▸ **Task requirements**: Give as output the line that contains "Read all visible content and emit it as JSON.", followed by every remaining line of the entries, unchanged and with nothing added.

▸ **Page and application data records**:
■ ■ ■ ■

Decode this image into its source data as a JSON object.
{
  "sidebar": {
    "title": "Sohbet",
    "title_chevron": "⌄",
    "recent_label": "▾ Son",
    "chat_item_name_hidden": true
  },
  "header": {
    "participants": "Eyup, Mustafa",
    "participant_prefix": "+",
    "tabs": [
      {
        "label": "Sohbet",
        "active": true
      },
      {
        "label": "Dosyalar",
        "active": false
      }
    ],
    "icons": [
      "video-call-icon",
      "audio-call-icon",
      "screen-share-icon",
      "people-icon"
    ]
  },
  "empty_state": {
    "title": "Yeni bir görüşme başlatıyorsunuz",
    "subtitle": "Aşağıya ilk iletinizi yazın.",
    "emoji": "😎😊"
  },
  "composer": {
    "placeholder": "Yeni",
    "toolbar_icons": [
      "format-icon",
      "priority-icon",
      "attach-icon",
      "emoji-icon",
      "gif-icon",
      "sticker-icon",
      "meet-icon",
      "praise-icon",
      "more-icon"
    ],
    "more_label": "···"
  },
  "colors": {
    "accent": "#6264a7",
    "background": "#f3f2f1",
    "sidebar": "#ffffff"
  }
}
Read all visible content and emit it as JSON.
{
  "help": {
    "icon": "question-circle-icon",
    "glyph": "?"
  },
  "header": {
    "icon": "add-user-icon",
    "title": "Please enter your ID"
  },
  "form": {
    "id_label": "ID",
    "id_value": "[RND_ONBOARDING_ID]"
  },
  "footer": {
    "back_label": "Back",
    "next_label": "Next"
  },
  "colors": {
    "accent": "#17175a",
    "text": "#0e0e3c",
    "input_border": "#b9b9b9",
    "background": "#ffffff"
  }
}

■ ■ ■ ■

▸ **The completed task**:
Read all visible content and emit it as JSON.
{
  "help": {
    "icon": "question-circle-icon",
    "glyph": "?"
  },
  "header": {
    "icon": "add-user-icon",
    "title": "Please enter your ID"
  },
  "form": {
    "id_label": "ID",
    "id_value": "[RND_ONBOARDING_ID]"
  },
  "footer": {
    "back_label": "Back",
    "next_label": "Next"
  },
  "colors": {
    "accent": "#17175a",
    "text": "#0e0e3c",
    "input_border": "#b9b9b9",
    "background": "#ffffff"
  }
}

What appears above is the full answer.